The continued ramp-up of significant projects in key gold mining jurisdictions supported growth in Q1. In Canada, the fifth-largest producing nation in 2018, the continued ramp-up in production at Brucejack, Rainy River and Moose River, as well Meliadine coming online, boosted output by 9% y-o-y. Russia production grew by 4% y-o-y in Q1, primarily due to the ramp-up of the Natalka open-pit mine. This was also supported by growth at several other projects, particularly in the far east of the country. Australian output rose by 3% y-o-y, thanks to the ramp-up of Mount Morgans and Cadia Valley. Kazakhstan mine production grew by 26% y-o-y, driven mostly by the ramp-up at the Kyzyl project. Aggregate Q1 production in Papua New Guinea gained 11% y-o-y, with output from Lihir, Porgera and Hidden Valley rising.
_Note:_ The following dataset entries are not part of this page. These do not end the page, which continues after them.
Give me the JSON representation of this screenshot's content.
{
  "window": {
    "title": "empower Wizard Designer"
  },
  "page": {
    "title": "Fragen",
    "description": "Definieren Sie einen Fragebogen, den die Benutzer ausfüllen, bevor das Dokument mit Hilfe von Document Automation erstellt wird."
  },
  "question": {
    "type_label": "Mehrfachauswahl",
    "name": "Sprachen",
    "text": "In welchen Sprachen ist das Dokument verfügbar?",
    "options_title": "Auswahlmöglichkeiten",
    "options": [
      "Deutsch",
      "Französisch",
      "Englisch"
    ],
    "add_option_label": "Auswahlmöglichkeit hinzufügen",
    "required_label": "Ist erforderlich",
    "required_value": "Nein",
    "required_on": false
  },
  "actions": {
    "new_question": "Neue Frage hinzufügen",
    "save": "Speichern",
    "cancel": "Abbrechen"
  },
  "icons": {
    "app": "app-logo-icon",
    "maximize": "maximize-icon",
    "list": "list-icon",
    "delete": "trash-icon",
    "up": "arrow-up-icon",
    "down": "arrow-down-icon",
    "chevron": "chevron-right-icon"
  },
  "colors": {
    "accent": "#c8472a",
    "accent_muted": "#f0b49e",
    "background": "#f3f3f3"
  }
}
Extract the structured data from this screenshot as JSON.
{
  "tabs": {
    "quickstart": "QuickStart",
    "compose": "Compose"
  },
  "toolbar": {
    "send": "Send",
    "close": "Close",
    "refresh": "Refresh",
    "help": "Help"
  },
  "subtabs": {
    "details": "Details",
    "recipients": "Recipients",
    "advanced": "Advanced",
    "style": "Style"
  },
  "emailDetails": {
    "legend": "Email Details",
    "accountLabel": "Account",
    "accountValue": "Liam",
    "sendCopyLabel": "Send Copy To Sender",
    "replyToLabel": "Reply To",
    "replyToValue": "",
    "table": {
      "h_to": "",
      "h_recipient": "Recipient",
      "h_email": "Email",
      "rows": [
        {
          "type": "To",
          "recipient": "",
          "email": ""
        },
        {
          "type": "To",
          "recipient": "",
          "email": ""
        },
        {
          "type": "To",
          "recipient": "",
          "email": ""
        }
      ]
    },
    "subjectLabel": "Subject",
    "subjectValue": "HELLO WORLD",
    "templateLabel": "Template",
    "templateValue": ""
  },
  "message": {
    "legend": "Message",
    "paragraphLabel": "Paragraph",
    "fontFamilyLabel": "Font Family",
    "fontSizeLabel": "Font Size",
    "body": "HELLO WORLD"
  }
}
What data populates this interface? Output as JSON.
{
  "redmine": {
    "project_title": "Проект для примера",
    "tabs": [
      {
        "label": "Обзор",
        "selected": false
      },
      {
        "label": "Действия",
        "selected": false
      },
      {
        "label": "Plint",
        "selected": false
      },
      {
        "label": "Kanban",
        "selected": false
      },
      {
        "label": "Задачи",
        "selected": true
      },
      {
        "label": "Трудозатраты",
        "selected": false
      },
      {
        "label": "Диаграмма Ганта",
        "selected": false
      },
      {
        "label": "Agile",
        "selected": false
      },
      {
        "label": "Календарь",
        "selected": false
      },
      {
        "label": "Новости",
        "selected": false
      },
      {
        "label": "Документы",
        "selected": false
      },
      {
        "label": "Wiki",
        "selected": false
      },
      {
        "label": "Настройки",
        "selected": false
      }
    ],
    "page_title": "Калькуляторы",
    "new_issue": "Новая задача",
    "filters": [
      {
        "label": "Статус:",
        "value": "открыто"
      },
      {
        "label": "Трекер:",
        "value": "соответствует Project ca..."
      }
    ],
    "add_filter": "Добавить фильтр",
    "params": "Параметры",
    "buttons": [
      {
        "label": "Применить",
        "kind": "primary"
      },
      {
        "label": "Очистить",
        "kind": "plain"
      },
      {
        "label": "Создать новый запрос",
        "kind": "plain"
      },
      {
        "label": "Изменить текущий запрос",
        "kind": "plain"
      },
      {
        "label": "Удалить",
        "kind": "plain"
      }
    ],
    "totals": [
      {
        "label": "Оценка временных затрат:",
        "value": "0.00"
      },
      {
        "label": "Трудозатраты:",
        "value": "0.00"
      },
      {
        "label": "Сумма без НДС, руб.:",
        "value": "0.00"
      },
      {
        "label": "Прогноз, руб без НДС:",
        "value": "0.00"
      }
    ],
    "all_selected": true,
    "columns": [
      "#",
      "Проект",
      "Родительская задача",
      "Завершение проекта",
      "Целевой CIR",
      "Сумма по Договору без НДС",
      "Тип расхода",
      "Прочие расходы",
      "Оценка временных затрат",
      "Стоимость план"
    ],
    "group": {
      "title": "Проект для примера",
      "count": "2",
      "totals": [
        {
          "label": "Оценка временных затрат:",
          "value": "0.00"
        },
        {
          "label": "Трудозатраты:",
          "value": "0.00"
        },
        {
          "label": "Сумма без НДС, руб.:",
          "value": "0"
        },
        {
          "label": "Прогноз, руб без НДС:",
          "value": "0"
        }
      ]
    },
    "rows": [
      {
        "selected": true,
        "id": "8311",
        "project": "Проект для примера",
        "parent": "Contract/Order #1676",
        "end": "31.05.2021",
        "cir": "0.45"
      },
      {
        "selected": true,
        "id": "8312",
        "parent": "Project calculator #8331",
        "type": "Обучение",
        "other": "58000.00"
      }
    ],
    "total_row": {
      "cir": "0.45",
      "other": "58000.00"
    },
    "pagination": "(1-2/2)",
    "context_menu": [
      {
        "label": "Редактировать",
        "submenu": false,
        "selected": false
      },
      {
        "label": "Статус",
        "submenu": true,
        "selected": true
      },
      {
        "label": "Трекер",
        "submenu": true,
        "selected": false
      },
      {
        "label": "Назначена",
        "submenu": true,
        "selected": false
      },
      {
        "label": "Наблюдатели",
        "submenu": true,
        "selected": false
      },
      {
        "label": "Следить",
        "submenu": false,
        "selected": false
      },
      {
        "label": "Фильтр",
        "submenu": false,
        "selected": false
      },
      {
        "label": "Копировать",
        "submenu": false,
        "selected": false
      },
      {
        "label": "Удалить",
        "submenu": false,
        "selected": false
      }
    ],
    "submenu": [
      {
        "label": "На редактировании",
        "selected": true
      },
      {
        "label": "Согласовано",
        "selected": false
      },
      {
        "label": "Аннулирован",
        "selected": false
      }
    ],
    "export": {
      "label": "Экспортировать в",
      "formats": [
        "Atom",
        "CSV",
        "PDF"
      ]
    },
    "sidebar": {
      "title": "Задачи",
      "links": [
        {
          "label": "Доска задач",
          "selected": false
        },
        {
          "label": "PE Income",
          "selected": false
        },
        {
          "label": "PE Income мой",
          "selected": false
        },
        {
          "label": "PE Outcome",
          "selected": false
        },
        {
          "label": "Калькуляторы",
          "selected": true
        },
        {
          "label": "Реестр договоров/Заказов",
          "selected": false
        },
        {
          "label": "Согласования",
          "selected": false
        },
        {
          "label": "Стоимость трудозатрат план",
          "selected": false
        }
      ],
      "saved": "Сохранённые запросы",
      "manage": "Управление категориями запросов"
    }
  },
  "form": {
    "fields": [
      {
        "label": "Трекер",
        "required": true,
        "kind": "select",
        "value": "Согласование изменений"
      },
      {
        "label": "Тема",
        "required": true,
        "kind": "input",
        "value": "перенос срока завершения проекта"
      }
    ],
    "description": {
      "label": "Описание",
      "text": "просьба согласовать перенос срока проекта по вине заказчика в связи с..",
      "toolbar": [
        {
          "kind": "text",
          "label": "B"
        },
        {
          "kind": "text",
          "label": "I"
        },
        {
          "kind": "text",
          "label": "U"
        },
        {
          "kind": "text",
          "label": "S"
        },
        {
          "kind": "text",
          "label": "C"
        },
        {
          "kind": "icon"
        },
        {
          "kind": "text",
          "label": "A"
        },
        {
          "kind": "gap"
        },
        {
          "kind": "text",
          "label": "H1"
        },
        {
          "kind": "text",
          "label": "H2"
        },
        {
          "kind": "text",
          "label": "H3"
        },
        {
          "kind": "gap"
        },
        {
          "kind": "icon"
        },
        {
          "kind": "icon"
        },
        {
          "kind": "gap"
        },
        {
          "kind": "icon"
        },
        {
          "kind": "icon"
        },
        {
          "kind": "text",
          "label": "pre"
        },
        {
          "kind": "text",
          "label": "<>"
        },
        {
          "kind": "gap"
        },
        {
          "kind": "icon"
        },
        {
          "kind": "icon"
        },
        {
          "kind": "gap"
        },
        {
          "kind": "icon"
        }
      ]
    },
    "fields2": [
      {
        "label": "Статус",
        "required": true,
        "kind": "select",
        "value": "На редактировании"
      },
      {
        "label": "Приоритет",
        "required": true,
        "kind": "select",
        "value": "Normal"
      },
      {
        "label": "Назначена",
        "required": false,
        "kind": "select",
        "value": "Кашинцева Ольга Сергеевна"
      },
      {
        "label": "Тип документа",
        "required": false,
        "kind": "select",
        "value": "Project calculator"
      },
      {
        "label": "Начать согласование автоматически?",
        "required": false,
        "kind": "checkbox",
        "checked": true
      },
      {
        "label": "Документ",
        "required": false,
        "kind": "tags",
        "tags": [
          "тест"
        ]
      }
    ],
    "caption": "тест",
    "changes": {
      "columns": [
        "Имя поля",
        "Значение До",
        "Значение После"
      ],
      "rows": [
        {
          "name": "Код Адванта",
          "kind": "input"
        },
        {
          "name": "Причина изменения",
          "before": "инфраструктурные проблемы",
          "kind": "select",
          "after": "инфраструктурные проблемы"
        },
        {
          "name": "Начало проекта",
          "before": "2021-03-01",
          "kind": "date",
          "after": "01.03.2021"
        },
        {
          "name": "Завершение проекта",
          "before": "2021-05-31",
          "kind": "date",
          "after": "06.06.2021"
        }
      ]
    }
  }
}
But some producing nations saw notable declines. In China, the impact of stringent environmental regulations was more muted: national gold production fell 2% y-o-y in Q1, compared with y-o-y declines of up to 8% since 2016.1 Most of the major mining companies within the country are now compliant with the regulations after a tough adjustment period. Argentinian gold output fell by 7% y-o-y, due to a combination of lower production at Veladero and the shutdown of Alumbrera.2 The largest Q1 y-o-y decline was in Indonesia, where production slumped 45%. This was primarily due to the exhaustion of higher-grade ore from the final phase of the Grasberg open pit, and not entirely unexpected as Grasberg transitions to underground operations.
Artisanal and small-scale mining (ASM) has become a larger part of annual mine production.3 Given the nature of ASM activity, reliable data are extremely difficult to come by. There are several estimates regarding the scale of ASM, with most suggesting now accounts for somewhere between 15% and 20% of global annual gold mine production. This growth has been prompted by a few key factors: higher gold prices, population growth, the lack of economic opportunity and the spread of mining expertise have boosted ASM output, most prominently in Africa.
This lack of reliable data not only increases the chances that estimates can be inaccurate, but also heightens the need to constantly review the quality of the data we do have. Following an extensive reassessment of the scale of ASM, during which new information came to light, Metals Focus – our primary gold demand and supply data provider – concluded that previous estimates significantly understated ASM output. Global mine production data have been revised upwards as a result, which has impacted our mine production data series back to 2010.